Since my last post, I have graduated from the Community College I was attending, transferred to a four year university, declared a major in history, and just within the past few weeks, changed that major to International Trade.
That being said, one of the events that led me to change my major was a four week language immersion program in which I took part, in Shanghai. There is a lot to say about this trip, and as of yet, I haven't particularly haven't written anything. So, here it goes.
I took part in this trip with a group of eleven other students. We were all American, except for one girl from Tokyo that is studying at my university. The other semi-exception would be one guy who was adopted from Korea when he was a baby. As one guy on the trip said, "he's a banana. Yellow on the outside, but white on the inside."
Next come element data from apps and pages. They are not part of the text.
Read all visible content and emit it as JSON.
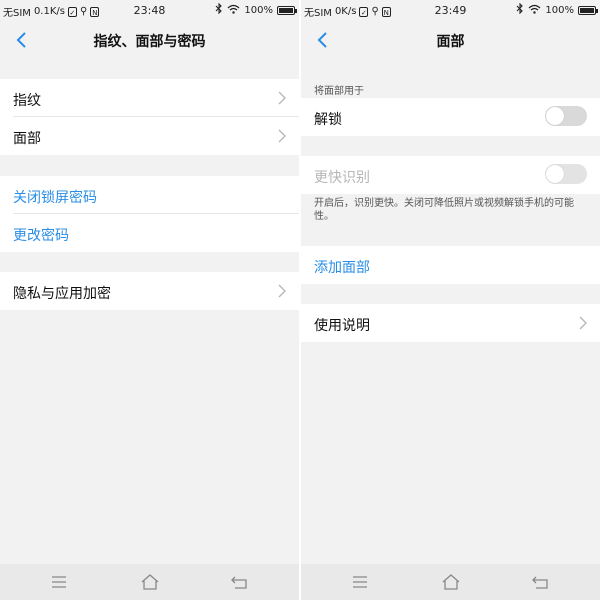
{
  "left": {
    "status": {
      "carrier": "无SIM",
      "speed": "0.1K/s",
      "time": "23:48",
      "battery": "100%",
      "battery_level": 1.0
    },
    "title": "指纹、面部与密码",
    "rows": {
      "fingerprint": "指纹",
      "face": "面部",
      "close_lock_password": "关闭锁屏密码",
      "change_password": "更改密码",
      "privacy_encryption": "隐私与应用加密"
    }
  },
  "right": {
    "status": {
      "carrier": "无SIM",
      "speed": "0K/s",
      "time": "23:49",
      "battery": "100%",
      "battery_level": 1.0
    },
    "title": "面部",
    "section_header": "将面部用于",
    "rows": {
      "unlock": "解锁",
      "faster_recognition": "更快识别",
      "add_face": "添加面部",
      "instructions": "使用说明"
    },
    "toggles": {
      "unlock": false,
      "faster_recognition": false
    },
    "note": "开启后，识别更快。关闭可降低照片或视频解锁手机的可能性。"
  },
  "icons": [
    "back-arrow-icon",
    "chevron-right-icon",
    "menu-icon",
    "home-icon",
    "return-icon",
    "wifi-icon",
    "bluetooth-icon",
    "battery-icon"
  ],
  "colors": {
    "accent": "#2a8ee6",
    "background": "#f2f2f2",
    "row_bg": "#ffffff",
    "disabled_text": "#b6b6b6"
  }
}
There were a few times in which i was with these two trying to get us where we needed to go. Which,let me tell you, being obviously American, going around Shanghai with two Asians, and being the one who can best communicate with the cab driver, is a very interesting experience. At least, it was humorous to me personally. I had taken one more semester of Chinese than either of them, and while the Japanese girl definitely had me beat as far as writing was concerned, she didn't speak particularly fluidly.
Most of the trip was confined to the city of Shanghai, which, being the second largest city in the world (in terms of population) we managed to find ways to entertain ourselves. We did have a few ventures outside of Shanghai. We went to Suzhuo, which is a nearby city, and I'm still not sure what was particularly significant about it, but it was enjoyable nonetheless.
Additionally, we took a train to the city of Nanjing. The literal translation of "Nanjing" is "Southern Capitol." Nanjing was actually the Capitol of China before Beijing, throughout many of the dynasties, and most significantly in recent history, during the period of the Nationalist government, which preceded the communist regime of Mao Ze-Dong. It was an interesting city to go to, but many in my group felt that it was to played up to tourism. However, while there, we met the parents of one of my instructors, ate what was quite possibly the worst food I have ever tasted(It included stinky tofu and coagulated duck's blood, if that gives you any idea), and went to visit the Nanjing Holocaust museum. i.e. Just to clarify, it was a museum about the events that occurred when Japan overtook the city in 1937.
The last pace we visited outside of Shanghai, was a city called Zhu Jia Jiao. It is a water city, I believe, it is sometimes referred to as the Venice of the East. We went on A boat ride through the Canals there, and it was all in all a very enjoyable time as well.
However, what seemed to occupy most of our time was drinking. We drank, A LOT. It was hard not too. We could get massive bottles of beer for roughly fifty cents downstairs, inside of our dorm. Of course we celebrated this good fortune one night, by using our bed frames to make a table to play beer pong. unfortunately we got in trouble for having it in the hall, and subsequently had to move it into the room I was staying in. Fun times.
Among other things, I actually got to perform at an Open Mike Night at a blues club there. One of my instructors, also happened to be there, with an old friend he had met when he lived in Shanghai years ago. She works with one of the arts stations on the radio, and according to him, she said that if i ever come back to Shanghai for very long, then shed be interested in letting me go on the radio.
There were a myriad of other things that we did there, but as this post is already becoming fairly lengthy, I believe it may be best of I continue this particular diatribe at another time.
All in all, at the moment life seems to be looking pretty good. I'm getting things set up for my fall semester, helping my mom get ready for when I won't be so readily available, and, for the moment, my grandparents are in good health. Thus, do things appear to be going fairly well for me. Although, I'm sure that once the semester begins, things will become infinitely more complicated, as they usually do, but I'll deal with that when I have to.